- Opening Delimiter -
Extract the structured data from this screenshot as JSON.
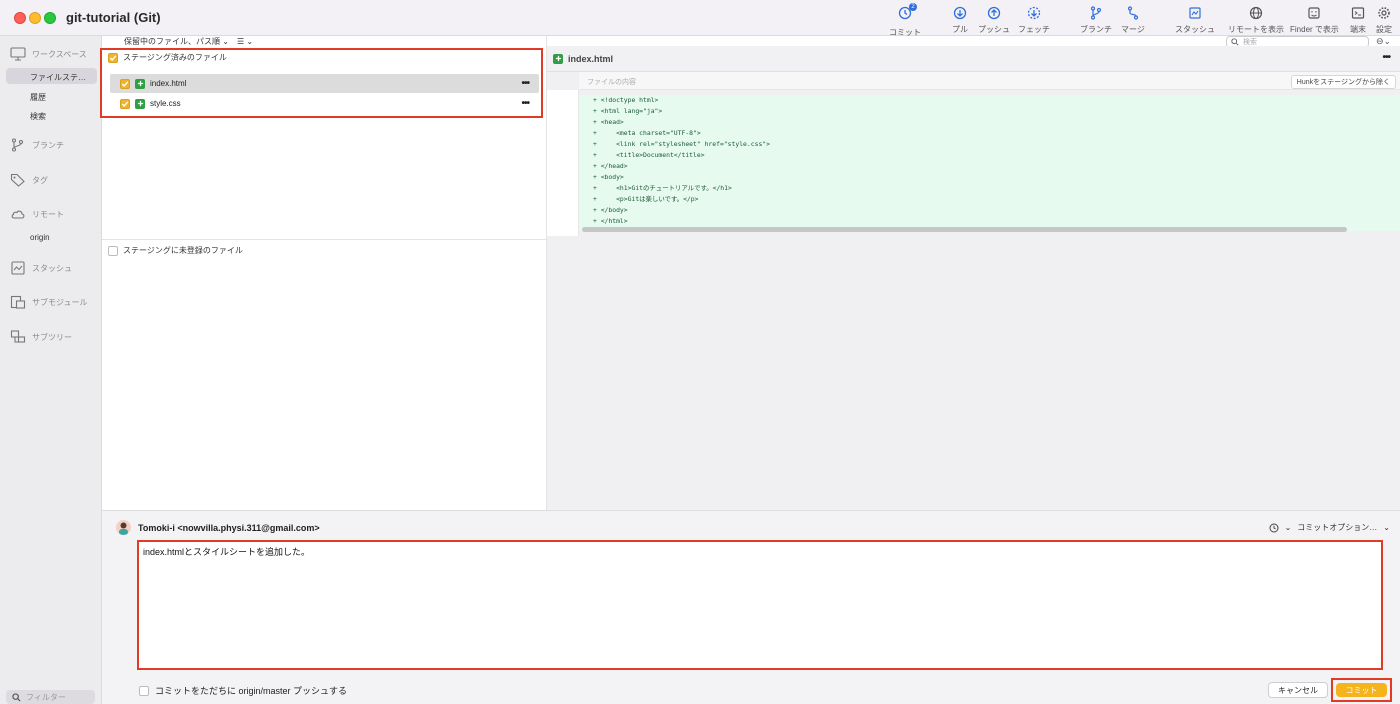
{
  "window": {
    "title": "git-tutorial (Git)"
  },
  "toolbar": {
    "commit": "コミット",
    "commit_badge": "2",
    "pull": "プル",
    "push": "プッシュ",
    "fetch": "フェッチ",
    "branch": "ブランチ",
    "merge": "マージ",
    "stash": "スタッシュ",
    "show_remote": "リモートを表示",
    "show_in_finder": "Finder で表示",
    "terminal": "端末",
    "settings": "設定",
    "search_placeholder": "検索",
    "search_option": "⊖⌄"
  },
  "sidebar": {
    "workspace": "ワークスペース",
    "file_status": "ファイルステ…",
    "history": "履歴",
    "search": "検索",
    "branches": "ブランチ",
    "tags": "タグ",
    "remotes": "リモート",
    "remote_origin": "origin",
    "stashes": "スタッシュ",
    "submodules": "サブモジュール",
    "subtrees": "サブツリー",
    "filter_placeholder": "フィルター"
  },
  "filelist": {
    "sort_label": "保留中のファイル、パス順 ⌄",
    "view_icon": "☰ ⌄",
    "staged_title": "ステージング済みのファイル",
    "staged_files": [
      {
        "name": "index.html",
        "menu": "•••"
      },
      {
        "name": "style.css",
        "menu": "•••"
      }
    ],
    "unstaged_title": "ステージングに未登録のファイル"
  },
  "diff": {
    "file_name": "index.html",
    "menu": "•••",
    "hunk_title": "ファイルの内容",
    "hunk_button": "Hunkをステージングから除く",
    "lines": [
      "+ <!doctype html>",
      "+ <html lang=\"ja\">",
      "+ <head>",
      "+     <meta charset=\"UTF-8\">",
      "+     <link rel=\"stylesheet\" href=\"style.css\">",
      "+     <title>Document</title>",
      "+ </head>",
      "+ <body>",
      "+     <h1>Gitのチュートリアルです。</h1>",
      "+     <p>Gitは楽しいです。</p>",
      "+ </body>",
      "+ </html>"
    ]
  },
  "commit": {
    "author": "Tomoki-i <nowvilla.physi.311@gmail.com>",
    "options_label": "コミットオプション…",
    "message": "index.htmlとスタイルシートを追加した。",
    "push_immediately": "コミットをただちに origin/master プッシュする",
    "cancel": "キャンセル",
    "commit_button": "コミット"
  },
  "colors": {
    "highlight": "#e03b24",
    "commit_button": "#f5b31c",
    "added_line_bg": "#e6faf0",
    "added_icon": "#2f9e44",
    "checkbox": "#f0b429"
  }
}
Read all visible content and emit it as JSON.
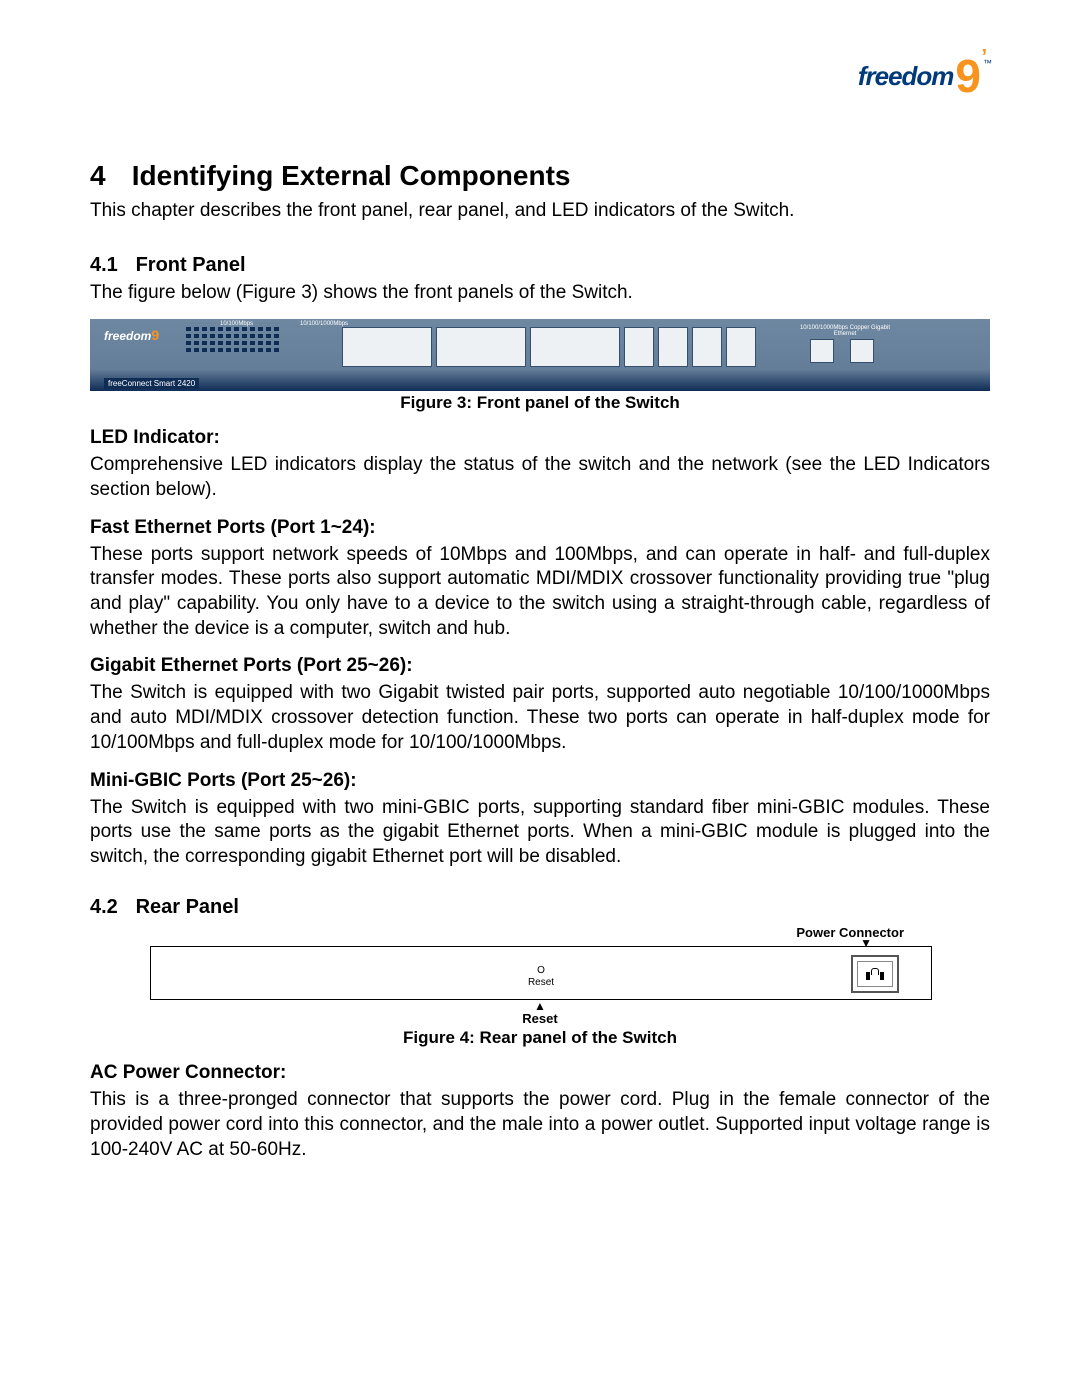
{
  "logo": {
    "brand": "freedom",
    "nine": "9",
    "tm": "™"
  },
  "chapter": {
    "num": "4",
    "title": "Identifying External Components"
  },
  "intro": "This chapter describes the front panel, rear panel, and LED indicators of the Switch.",
  "sec1": {
    "num": "4.1",
    "title": "Front Panel",
    "lead": "The figure below (Figure 3) shows the front panels of the Switch.",
    "caption": "Figure 3: Front panel of the Switch",
    "fp_model": "freeConnect Smart 2420",
    "fp_led_label_top": "10/100Mbps",
    "fp_led_label_right": "10/100/1000Mbps",
    "fp_gig_label": "10/100/1000Mbps\nCopper Gigabit Ethernet",
    "led": {
      "heading": "LED Indicator:",
      "text": "Comprehensive LED indicators display the status of the switch and the network (see the LED Indicators section below)."
    },
    "fe": {
      "heading": "Fast Ethernet Ports (Port 1~24):",
      "text": "These ports support network speeds of 10Mbps and 100Mbps, and can operate in half- and full-duplex transfer modes. These ports also support automatic MDI/MDIX crossover functionality providing true \"plug and play\" capability.  You only have to a device to the switch using a straight-through cable, regardless of whether the device is a computer, switch and hub."
    },
    "ge": {
      "heading": "Gigabit Ethernet Ports (Port 25~26):",
      "text": "The Switch is equipped with two Gigabit twisted pair ports, supported auto negotiable 10/100/1000Mbps and auto MDI/MDIX crossover detection function. These two ports can operate in half-duplex mode for 10/100Mbps and full-duplex mode for 10/100/1000Mbps."
    },
    "gbic": {
      "heading": "Mini-GBIC Ports (Port 25~26):",
      "text": "The Switch is equipped with two mini-GBIC ports, supporting standard fiber mini-GBIC modules. These ports use the same ports as the gigabit Ethernet ports.  When a mini-GBIC module is plugged into the switch, the corresponding gigabit Ethernet port will be disabled."
    }
  },
  "sec2": {
    "num": "4.2",
    "title": "Rear Panel",
    "label_power": "Power Connector",
    "reset_o": "O",
    "reset_txt": "Reset",
    "label_reset_below": "Reset",
    "caption": "Figure 4: Rear panel of the Switch",
    "ac": {
      "heading": "AC Power Connector:",
      "text": "This is a three-pronged connector that supports the power cord. Plug in the female connector of the provided power cord into this connector, and the male into a power outlet. Supported input voltage range is 100-240V AC at 50-60Hz."
    }
  }
}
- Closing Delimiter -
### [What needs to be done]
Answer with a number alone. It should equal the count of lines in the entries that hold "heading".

### [Answer section]
5